(Source records)
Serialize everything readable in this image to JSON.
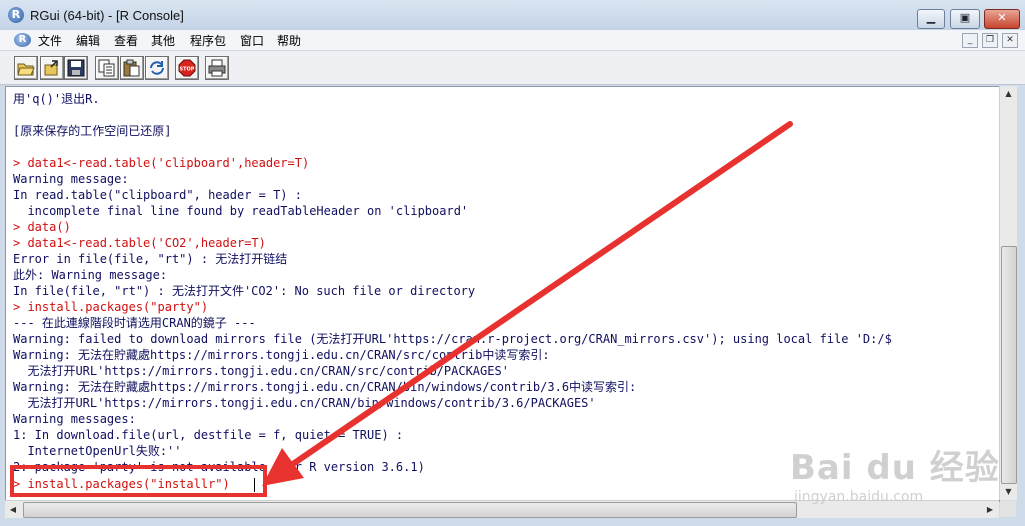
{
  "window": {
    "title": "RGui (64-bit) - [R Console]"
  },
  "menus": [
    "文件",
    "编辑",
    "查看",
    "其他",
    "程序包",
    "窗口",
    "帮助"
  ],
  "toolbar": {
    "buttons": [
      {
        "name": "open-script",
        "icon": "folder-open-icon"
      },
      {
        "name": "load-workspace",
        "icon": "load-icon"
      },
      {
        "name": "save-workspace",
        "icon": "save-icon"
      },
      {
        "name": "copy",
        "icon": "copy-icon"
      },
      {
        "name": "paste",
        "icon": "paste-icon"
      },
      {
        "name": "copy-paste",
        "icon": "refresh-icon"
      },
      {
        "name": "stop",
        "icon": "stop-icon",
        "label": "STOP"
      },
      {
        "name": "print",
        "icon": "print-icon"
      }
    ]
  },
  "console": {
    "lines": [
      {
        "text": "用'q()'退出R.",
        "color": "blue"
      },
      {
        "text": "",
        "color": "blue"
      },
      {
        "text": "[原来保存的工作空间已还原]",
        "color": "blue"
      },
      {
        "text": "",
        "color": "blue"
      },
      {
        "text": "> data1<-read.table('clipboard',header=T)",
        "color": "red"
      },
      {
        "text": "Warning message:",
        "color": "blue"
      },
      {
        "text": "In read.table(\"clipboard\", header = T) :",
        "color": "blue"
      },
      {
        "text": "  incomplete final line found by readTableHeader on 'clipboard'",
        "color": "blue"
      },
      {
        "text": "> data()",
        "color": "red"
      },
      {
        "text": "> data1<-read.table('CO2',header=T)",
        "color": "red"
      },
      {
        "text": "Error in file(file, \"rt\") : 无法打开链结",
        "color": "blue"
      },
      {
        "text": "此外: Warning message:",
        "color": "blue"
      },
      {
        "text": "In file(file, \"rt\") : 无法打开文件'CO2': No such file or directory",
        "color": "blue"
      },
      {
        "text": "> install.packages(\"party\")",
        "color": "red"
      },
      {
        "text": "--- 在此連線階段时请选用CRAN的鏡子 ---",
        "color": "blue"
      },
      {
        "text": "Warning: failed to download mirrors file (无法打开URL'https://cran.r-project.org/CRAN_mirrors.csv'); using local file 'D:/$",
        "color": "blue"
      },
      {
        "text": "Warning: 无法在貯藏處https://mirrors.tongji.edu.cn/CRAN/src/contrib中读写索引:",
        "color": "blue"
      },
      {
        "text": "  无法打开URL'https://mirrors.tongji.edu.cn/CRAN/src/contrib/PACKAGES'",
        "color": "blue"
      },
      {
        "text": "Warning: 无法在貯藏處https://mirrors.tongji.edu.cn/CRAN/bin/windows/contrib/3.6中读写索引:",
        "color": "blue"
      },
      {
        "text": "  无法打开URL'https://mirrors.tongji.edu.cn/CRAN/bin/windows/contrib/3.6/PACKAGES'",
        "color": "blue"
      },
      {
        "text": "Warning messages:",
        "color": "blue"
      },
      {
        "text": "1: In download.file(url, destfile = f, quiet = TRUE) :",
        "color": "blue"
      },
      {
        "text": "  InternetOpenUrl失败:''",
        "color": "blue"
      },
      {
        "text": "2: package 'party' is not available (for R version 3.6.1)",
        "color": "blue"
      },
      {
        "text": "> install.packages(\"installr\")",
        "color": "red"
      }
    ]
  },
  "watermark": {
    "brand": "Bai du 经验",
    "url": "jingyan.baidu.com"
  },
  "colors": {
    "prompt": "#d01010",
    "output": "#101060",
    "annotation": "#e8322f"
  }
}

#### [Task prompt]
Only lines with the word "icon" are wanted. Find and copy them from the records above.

#### [Expected output]
        "icon": "folder-open-icon"
        "icon": "load-icon"
        "icon": "save-icon"
        "icon": "copy-icon"
        "icon": "paste-icon"
        "icon": "refresh-icon"
        "icon": "stop-icon",
        "icon": "print-icon"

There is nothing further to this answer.